SOURCE MATERIAL –
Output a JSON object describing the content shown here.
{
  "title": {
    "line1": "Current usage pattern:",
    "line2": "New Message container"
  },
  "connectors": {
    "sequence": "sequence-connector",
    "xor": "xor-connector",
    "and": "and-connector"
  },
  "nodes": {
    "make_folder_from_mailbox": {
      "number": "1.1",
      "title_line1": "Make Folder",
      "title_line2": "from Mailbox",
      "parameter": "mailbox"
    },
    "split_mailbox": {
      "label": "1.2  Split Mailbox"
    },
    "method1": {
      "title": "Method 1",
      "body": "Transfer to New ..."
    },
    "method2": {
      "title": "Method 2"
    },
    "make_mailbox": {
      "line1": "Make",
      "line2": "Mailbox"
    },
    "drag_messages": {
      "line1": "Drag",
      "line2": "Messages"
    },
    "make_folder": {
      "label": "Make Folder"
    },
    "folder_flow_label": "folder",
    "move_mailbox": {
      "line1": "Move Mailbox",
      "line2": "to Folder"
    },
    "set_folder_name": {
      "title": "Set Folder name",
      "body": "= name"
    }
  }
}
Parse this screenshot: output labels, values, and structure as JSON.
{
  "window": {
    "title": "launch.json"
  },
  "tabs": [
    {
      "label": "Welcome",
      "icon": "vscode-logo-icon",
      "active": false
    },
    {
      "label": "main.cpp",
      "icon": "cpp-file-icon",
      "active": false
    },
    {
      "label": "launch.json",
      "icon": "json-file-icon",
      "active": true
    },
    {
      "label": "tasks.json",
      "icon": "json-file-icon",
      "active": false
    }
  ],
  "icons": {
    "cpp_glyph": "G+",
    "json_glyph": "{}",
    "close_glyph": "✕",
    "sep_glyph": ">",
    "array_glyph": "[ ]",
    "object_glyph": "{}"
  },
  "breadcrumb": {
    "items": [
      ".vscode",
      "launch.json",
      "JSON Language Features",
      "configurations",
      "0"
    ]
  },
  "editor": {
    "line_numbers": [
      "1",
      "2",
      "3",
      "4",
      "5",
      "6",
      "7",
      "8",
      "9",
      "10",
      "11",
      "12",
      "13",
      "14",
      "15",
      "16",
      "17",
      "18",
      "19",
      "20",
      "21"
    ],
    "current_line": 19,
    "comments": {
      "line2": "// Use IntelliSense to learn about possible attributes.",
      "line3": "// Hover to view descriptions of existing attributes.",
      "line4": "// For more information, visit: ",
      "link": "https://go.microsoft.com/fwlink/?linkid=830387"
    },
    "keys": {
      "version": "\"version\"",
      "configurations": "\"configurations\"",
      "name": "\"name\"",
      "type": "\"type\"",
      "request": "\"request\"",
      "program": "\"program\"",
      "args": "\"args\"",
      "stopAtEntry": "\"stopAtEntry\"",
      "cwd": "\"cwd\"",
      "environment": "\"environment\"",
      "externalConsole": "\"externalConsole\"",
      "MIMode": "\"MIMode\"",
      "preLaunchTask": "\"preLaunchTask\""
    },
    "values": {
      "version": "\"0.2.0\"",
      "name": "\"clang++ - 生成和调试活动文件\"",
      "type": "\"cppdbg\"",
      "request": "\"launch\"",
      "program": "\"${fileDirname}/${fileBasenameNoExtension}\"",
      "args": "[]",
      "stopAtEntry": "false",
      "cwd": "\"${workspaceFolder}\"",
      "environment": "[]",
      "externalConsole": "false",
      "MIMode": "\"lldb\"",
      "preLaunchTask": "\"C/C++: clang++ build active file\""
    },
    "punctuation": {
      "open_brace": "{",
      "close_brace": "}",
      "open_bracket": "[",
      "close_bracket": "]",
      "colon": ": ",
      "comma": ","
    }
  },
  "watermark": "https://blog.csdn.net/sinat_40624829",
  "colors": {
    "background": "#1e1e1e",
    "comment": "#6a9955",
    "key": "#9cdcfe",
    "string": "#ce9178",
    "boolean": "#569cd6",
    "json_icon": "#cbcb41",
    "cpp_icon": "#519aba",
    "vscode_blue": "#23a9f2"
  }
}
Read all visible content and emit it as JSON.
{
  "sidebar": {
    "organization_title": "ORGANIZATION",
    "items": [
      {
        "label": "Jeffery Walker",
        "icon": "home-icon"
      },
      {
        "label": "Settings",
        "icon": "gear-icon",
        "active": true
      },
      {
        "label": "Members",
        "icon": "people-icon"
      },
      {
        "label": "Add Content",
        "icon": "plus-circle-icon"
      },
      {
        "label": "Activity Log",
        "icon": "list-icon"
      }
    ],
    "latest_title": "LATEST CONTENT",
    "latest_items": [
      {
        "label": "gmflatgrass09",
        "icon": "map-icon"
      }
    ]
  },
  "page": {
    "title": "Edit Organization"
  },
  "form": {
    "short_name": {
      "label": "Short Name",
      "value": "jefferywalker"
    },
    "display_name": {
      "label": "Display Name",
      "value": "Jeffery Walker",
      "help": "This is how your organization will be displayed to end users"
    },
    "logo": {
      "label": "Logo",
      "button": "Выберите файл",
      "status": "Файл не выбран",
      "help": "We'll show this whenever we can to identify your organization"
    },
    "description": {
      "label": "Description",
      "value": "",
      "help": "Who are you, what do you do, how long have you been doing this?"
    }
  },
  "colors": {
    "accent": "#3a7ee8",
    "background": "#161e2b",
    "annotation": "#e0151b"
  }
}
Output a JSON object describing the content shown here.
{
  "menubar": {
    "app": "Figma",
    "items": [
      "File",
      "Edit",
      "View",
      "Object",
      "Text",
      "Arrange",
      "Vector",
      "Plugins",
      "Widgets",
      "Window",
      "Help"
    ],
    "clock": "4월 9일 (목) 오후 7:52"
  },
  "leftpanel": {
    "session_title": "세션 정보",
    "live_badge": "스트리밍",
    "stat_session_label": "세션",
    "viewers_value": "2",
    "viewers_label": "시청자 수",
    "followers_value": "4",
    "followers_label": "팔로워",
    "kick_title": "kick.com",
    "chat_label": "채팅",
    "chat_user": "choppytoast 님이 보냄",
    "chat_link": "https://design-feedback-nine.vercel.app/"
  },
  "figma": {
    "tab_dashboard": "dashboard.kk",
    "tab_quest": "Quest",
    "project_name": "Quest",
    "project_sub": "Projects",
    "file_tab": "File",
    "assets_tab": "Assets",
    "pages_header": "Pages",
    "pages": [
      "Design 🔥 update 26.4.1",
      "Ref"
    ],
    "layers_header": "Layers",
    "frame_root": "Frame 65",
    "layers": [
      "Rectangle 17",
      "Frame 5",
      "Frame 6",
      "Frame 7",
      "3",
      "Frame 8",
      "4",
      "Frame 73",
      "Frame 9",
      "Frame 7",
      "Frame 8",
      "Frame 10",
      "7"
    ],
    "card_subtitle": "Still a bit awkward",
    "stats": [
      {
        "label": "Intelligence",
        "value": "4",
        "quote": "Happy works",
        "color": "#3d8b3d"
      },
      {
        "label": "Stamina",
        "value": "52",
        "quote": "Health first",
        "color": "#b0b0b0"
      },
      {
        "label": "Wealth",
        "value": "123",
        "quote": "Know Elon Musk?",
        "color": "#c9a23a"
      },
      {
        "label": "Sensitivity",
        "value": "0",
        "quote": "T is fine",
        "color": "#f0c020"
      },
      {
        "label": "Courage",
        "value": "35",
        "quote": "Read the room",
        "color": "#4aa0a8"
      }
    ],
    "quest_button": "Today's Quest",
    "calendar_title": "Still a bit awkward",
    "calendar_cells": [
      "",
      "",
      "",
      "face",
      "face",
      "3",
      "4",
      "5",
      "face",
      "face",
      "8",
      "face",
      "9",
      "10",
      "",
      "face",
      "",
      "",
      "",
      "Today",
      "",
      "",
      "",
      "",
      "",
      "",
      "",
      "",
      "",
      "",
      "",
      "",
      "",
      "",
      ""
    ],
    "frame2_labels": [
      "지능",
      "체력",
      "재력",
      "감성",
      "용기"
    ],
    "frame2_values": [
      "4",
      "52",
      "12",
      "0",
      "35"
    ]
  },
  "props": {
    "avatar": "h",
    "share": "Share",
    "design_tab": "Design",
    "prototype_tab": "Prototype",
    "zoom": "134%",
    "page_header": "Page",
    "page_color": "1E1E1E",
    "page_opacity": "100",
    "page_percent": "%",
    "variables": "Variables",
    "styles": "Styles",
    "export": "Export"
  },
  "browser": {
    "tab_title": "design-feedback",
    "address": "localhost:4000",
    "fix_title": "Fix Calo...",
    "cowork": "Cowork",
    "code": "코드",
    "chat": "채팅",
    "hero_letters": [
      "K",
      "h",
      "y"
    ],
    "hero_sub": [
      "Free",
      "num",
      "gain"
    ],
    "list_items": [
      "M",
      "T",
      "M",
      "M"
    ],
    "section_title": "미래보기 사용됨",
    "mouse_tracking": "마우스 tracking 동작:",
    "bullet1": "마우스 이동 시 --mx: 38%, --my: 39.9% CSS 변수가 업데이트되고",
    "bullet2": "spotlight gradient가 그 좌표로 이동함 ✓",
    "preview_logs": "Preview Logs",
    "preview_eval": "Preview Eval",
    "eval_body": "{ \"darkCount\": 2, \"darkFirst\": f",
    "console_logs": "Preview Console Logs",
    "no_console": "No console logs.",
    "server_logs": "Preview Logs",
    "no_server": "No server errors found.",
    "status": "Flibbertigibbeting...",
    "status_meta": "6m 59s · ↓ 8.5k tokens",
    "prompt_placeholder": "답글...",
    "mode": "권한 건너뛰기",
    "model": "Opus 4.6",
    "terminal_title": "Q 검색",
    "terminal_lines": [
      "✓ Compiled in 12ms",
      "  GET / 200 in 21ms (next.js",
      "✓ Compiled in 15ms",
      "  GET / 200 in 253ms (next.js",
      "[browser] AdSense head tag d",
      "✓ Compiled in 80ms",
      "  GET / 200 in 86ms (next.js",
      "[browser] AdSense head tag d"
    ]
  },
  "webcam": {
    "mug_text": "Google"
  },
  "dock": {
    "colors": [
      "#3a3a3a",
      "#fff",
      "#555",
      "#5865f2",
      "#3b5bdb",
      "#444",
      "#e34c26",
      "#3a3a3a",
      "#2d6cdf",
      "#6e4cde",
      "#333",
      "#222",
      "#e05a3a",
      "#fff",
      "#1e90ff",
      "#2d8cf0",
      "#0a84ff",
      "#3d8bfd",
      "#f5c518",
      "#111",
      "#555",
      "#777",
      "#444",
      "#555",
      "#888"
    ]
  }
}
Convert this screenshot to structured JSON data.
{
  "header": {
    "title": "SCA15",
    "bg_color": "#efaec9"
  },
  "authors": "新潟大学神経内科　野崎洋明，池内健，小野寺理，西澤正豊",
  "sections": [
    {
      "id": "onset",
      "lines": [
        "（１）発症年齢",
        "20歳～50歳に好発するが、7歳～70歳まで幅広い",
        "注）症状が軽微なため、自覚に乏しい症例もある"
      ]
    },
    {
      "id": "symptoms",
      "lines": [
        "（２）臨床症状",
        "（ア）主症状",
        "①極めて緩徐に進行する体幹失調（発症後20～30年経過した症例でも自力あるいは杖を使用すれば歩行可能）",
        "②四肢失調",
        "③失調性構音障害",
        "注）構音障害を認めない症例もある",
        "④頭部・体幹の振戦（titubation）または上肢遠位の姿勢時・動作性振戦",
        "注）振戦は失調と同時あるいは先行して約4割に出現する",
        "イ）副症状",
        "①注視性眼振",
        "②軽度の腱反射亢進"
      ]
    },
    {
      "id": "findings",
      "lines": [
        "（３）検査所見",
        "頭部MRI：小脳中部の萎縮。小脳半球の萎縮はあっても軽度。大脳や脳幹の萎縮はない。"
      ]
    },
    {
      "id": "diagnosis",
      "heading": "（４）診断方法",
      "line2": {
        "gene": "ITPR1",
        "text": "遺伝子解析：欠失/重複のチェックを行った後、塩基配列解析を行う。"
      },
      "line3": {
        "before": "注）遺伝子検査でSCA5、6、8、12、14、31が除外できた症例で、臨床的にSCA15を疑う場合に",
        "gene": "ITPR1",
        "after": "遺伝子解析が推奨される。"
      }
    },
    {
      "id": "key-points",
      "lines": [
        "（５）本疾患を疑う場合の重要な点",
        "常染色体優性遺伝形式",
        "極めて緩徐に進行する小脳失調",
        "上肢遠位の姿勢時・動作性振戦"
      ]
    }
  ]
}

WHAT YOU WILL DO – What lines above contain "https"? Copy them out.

SOLUTION TO THIS PROBLEM –
      "link": "https://go.microsoft.com/fwlink/?linkid=830387"
  "watermark": "https://blog.csdn.net/sinat_40624829",
    "chat_link": "https://design-feedback-nine.vercel.app/"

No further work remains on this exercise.